So how was it?

Day 1: Social events

I’ve chosen to be with the walking tour group. There were possibilities to be in different groups like Bicycle group, Boat trip group… But this was my choice. We were split into two groups by 12 people and a local tour guide. We visited different spots, like the Memorial to the Murdered Jews of Europe, the popular Checkpoint Charlie, the Berlin French Cathedral, the Brandenburg Gate, etc…

The day finished in a big restaurant where we received our conference badges and promo materials of the conference. It was a very relaxed atmosphere and new chance to meet and introduce yourself to new developers. Some of the participants were professionally oriented and immediately started to talk about iOS topics. Some were on their way to the bar ordering german beers and the popular “wursts”. There also was a small group that played some kind of table tennis game. I’ve attended in all of these social activities.

Day 2: Opening day of the UIKonf 2019

After the opening words and the short introduction, the conference officially started. The first day consisted of 9 presentations. The strongest impression of the day was the presentation of Ellie Shin about Mock Generator for Swift and how they at Uber solved the problem of mocking. They optimized the app to build the mocks in around 10 seconds instead of the previous time needed; it was more than 1 hour.

One of the best presentations of the day was from the lovely Julietta Yaunches. She talked about consistency principles in programming, how to keep the coding style consistent and not make big changes every day, how to decide when to introduce something new in your code, etc.

It were good presentations from Kristina Fox about Internationalization of the iOS applications, and the opening presentation from Kaya Tomas about Accessibility and Inclusion in the apps. A topic I wasn’t aware before this conference.

I also have to mention the presentation of Glenna Buford about how to organize the network stack of your iOS application.

The day finished with a social event named Ambassador’s dinner. The local participants of the conference had the task to show the other participants (foreigners, including me) the typical restaurants and bars in Berlin. I was in a group that visited Hofbrau Munich Restaurant in Berlin. We had some good discussions with colleagues from all over the World. Throughout the evening we enojyed some tasty good german beer and pork meat.

Day 3: 2nd day of UIKonf 2019

The second day had 9 new presentations and 9 new speakers.

The best of the day in my opinion was the presentation of Kate Castellano.
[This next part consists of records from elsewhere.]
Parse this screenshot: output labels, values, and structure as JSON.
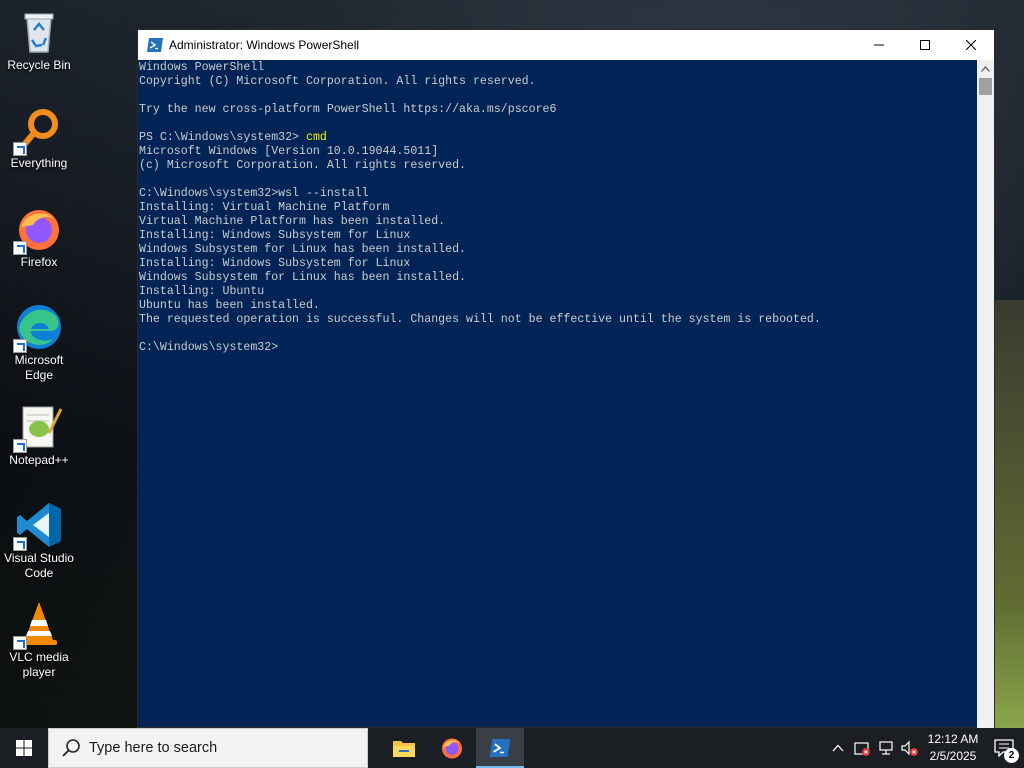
{
  "desktop": {
    "icons": [
      {
        "label": "Recycle Bin",
        "icon": "recycle-bin-icon"
      },
      {
        "label": "Everything",
        "icon": "everything-search-icon"
      },
      {
        "label": "Firefox",
        "icon": "firefox-icon"
      },
      {
        "label": "Microsoft Edge",
        "icon": "edge-icon"
      },
      {
        "label": "Notepad++",
        "icon": "notepadpp-icon"
      },
      {
        "label": "Visual Studio Code",
        "icon": "vscode-icon"
      },
      {
        "label": "VLC media player",
        "icon": "vlc-icon"
      }
    ]
  },
  "window": {
    "title": "Administrator: Windows PowerShell",
    "controls": {
      "minimize": "─",
      "maximize": "☐",
      "close": "✕"
    }
  },
  "console": {
    "lines": [
      {
        "text": "Windows PowerShell"
      },
      {
        "text": "Copyright (C) Microsoft Corporation. All rights reserved."
      },
      {
        "text": ""
      },
      {
        "text": "Try the new cross-platform PowerShell https://aka.ms/pscore6"
      },
      {
        "text": ""
      },
      {
        "prompt": "PS C:\\Windows\\system32> ",
        "cmd": "cmd"
      },
      {
        "text": "Microsoft Windows [Version 10.0.19044.5011]"
      },
      {
        "text": "(c) Microsoft Corporation. All rights reserved."
      },
      {
        "text": ""
      },
      {
        "text": "C:\\Windows\\system32>wsl --install"
      },
      {
        "text": "Installing: Virtual Machine Platform"
      },
      {
        "text": "Virtual Machine Platform has been installed."
      },
      {
        "text": "Installing: Windows Subsystem for Linux"
      },
      {
        "text": "Windows Subsystem for Linux has been installed."
      },
      {
        "text": "Installing: Windows Subsystem for Linux"
      },
      {
        "text": "Windows Subsystem for Linux has been installed."
      },
      {
        "text": "Installing: Ubuntu"
      },
      {
        "text": "Ubuntu has been installed."
      },
      {
        "text": "The requested operation is successful. Changes will not be effective until the system is rebooted."
      },
      {
        "text": ""
      },
      {
        "text": "C:\\Windows\\system32>"
      }
    ],
    "colors": {
      "background": "#012456",
      "text": "#cccccc",
      "command": "#f2f200"
    }
  },
  "taskbar": {
    "search_placeholder": "Type here to search",
    "apps": [
      {
        "name": "file-explorer",
        "icon": "folder-icon",
        "active": false
      },
      {
        "name": "firefox",
        "icon": "firefox-icon",
        "active": false
      },
      {
        "name": "powershell",
        "icon": "powershell-icon",
        "active": true
      }
    ],
    "tray": {
      "time": "12:12 AM",
      "date": "2/5/2025",
      "notification_count": "2"
    }
  }
}
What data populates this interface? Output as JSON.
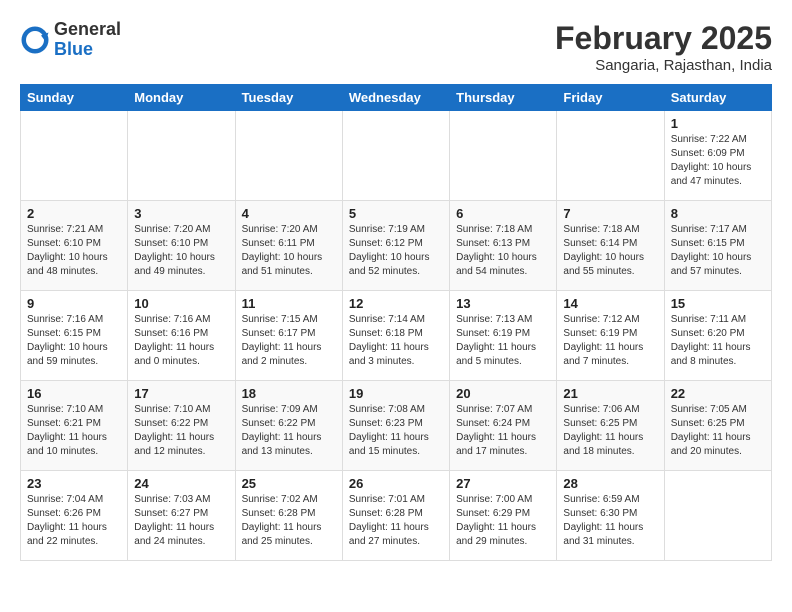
{
  "header": {
    "logo_general": "General",
    "logo_blue": "Blue",
    "title": "February 2025",
    "subtitle": "Sangaria, Rajasthan, India"
  },
  "days_of_week": [
    "Sunday",
    "Monday",
    "Tuesday",
    "Wednesday",
    "Thursday",
    "Friday",
    "Saturday"
  ],
  "weeks": [
    [
      {
        "day": "",
        "info": ""
      },
      {
        "day": "",
        "info": ""
      },
      {
        "day": "",
        "info": ""
      },
      {
        "day": "",
        "info": ""
      },
      {
        "day": "",
        "info": ""
      },
      {
        "day": "",
        "info": ""
      },
      {
        "day": "1",
        "info": "Sunrise: 7:22 AM\nSunset: 6:09 PM\nDaylight: 10 hours\nand 47 minutes."
      }
    ],
    [
      {
        "day": "2",
        "info": "Sunrise: 7:21 AM\nSunset: 6:10 PM\nDaylight: 10 hours\nand 48 minutes."
      },
      {
        "day": "3",
        "info": "Sunrise: 7:20 AM\nSunset: 6:10 PM\nDaylight: 10 hours\nand 49 minutes."
      },
      {
        "day": "4",
        "info": "Sunrise: 7:20 AM\nSunset: 6:11 PM\nDaylight: 10 hours\nand 51 minutes."
      },
      {
        "day": "5",
        "info": "Sunrise: 7:19 AM\nSunset: 6:12 PM\nDaylight: 10 hours\nand 52 minutes."
      },
      {
        "day": "6",
        "info": "Sunrise: 7:18 AM\nSunset: 6:13 PM\nDaylight: 10 hours\nand 54 minutes."
      },
      {
        "day": "7",
        "info": "Sunrise: 7:18 AM\nSunset: 6:14 PM\nDaylight: 10 hours\nand 55 minutes."
      },
      {
        "day": "8",
        "info": "Sunrise: 7:17 AM\nSunset: 6:15 PM\nDaylight: 10 hours\nand 57 minutes."
      }
    ],
    [
      {
        "day": "9",
        "info": "Sunrise: 7:16 AM\nSunset: 6:15 PM\nDaylight: 10 hours\nand 59 minutes."
      },
      {
        "day": "10",
        "info": "Sunrise: 7:16 AM\nSunset: 6:16 PM\nDaylight: 11 hours\nand 0 minutes."
      },
      {
        "day": "11",
        "info": "Sunrise: 7:15 AM\nSunset: 6:17 PM\nDaylight: 11 hours\nand 2 minutes."
      },
      {
        "day": "12",
        "info": "Sunrise: 7:14 AM\nSunset: 6:18 PM\nDaylight: 11 hours\nand 3 minutes."
      },
      {
        "day": "13",
        "info": "Sunrise: 7:13 AM\nSunset: 6:19 PM\nDaylight: 11 hours\nand 5 minutes."
      },
      {
        "day": "14",
        "info": "Sunrise: 7:12 AM\nSunset: 6:19 PM\nDaylight: 11 hours\nand 7 minutes."
      },
      {
        "day": "15",
        "info": "Sunrise: 7:11 AM\nSunset: 6:20 PM\nDaylight: 11 hours\nand 8 minutes."
      }
    ],
    [
      {
        "day": "16",
        "info": "Sunrise: 7:10 AM\nSunset: 6:21 PM\nDaylight: 11 hours\nand 10 minutes."
      },
      {
        "day": "17",
        "info": "Sunrise: 7:10 AM\nSunset: 6:22 PM\nDaylight: 11 hours\nand 12 minutes."
      },
      {
        "day": "18",
        "info": "Sunrise: 7:09 AM\nSunset: 6:22 PM\nDaylight: 11 hours\nand 13 minutes."
      },
      {
        "day": "19",
        "info": "Sunrise: 7:08 AM\nSunset: 6:23 PM\nDaylight: 11 hours\nand 15 minutes."
      },
      {
        "day": "20",
        "info": "Sunrise: 7:07 AM\nSunset: 6:24 PM\nDaylight: 11 hours\nand 17 minutes."
      },
      {
        "day": "21",
        "info": "Sunrise: 7:06 AM\nSunset: 6:25 PM\nDaylight: 11 hours\nand 18 minutes."
      },
      {
        "day": "22",
        "info": "Sunrise: 7:05 AM\nSunset: 6:25 PM\nDaylight: 11 hours\nand 20 minutes."
      }
    ],
    [
      {
        "day": "23",
        "info": "Sunrise: 7:04 AM\nSunset: 6:26 PM\nDaylight: 11 hours\nand 22 minutes."
      },
      {
        "day": "24",
        "info": "Sunrise: 7:03 AM\nSunset: 6:27 PM\nDaylight: 11 hours\nand 24 minutes."
      },
      {
        "day": "25",
        "info": "Sunrise: 7:02 AM\nSunset: 6:28 PM\nDaylight: 11 hours\nand 25 minutes."
      },
      {
        "day": "26",
        "info": "Sunrise: 7:01 AM\nSunset: 6:28 PM\nDaylight: 11 hours\nand 27 minutes."
      },
      {
        "day": "27",
        "info": "Sunrise: 7:00 AM\nSunset: 6:29 PM\nDaylight: 11 hours\nand 29 minutes."
      },
      {
        "day": "28",
        "info": "Sunrise: 6:59 AM\nSunset: 6:30 PM\nDaylight: 11 hours\nand 31 minutes."
      },
      {
        "day": "",
        "info": ""
      }
    ]
  ]
}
She talked about applications with backend driven UI.

Among the better presentations was of Neha Kulkarni about Advanced Colors in Swift.
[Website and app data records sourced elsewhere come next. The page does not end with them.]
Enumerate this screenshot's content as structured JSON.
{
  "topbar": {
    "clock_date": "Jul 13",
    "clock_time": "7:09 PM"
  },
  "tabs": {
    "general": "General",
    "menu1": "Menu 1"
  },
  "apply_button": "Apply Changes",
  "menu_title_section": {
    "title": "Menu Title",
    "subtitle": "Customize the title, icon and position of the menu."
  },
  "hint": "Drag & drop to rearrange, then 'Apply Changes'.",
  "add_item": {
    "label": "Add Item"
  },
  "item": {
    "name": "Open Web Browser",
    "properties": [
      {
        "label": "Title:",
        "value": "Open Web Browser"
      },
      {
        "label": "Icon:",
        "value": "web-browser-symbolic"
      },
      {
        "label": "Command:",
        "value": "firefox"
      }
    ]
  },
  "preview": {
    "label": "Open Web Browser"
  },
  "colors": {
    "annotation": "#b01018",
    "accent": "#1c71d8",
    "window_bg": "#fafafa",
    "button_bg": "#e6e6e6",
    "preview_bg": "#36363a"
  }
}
I will also mention Erica Sadun. She talked about Swift Strings. In her presentation she showed best practices about using strings in Swift, interpolation of strings, etc.

Also there was a choice to visit 2 workshops on MyTaxi boat stage near the conference hall. I visited this stage and it was about the management process, recruiting and organizing the teams in MyTaxi company. The 2nd presentation was about Tips and Tricks they are using for testing their apps.

The day finished with a big party in a local restaurant near the river Spree. It was another good party. A lot of talks with colleagues, a lot of drinks, good atmosphere. All finished at 1:00 am.


I can freely say it was a good conference, perfectly organized… I didn’t regret in any moment that I’ve chosen this one in a bunch of other conferences. First of all, I’ve learned a lot of new things, I’ve heard about topics I wasn’t aware before, I saw how it would be to talk infront of 500 people.

Maybe in these events the most important thing is the social component. New faces, positive people, talks, sharing experiences, enlarge your professional contact list.

All 18 speakers

I’m not sure what was the intention of the organizers to have only women speakers. 18 speakers – 18 women. It was not explained, but we cannot complain because the speakers dealt with the challenge perfectly.

Worth the money, worth spending my time at UIKonf in Berlin. I have a feeling I will visit it for sure again in the future.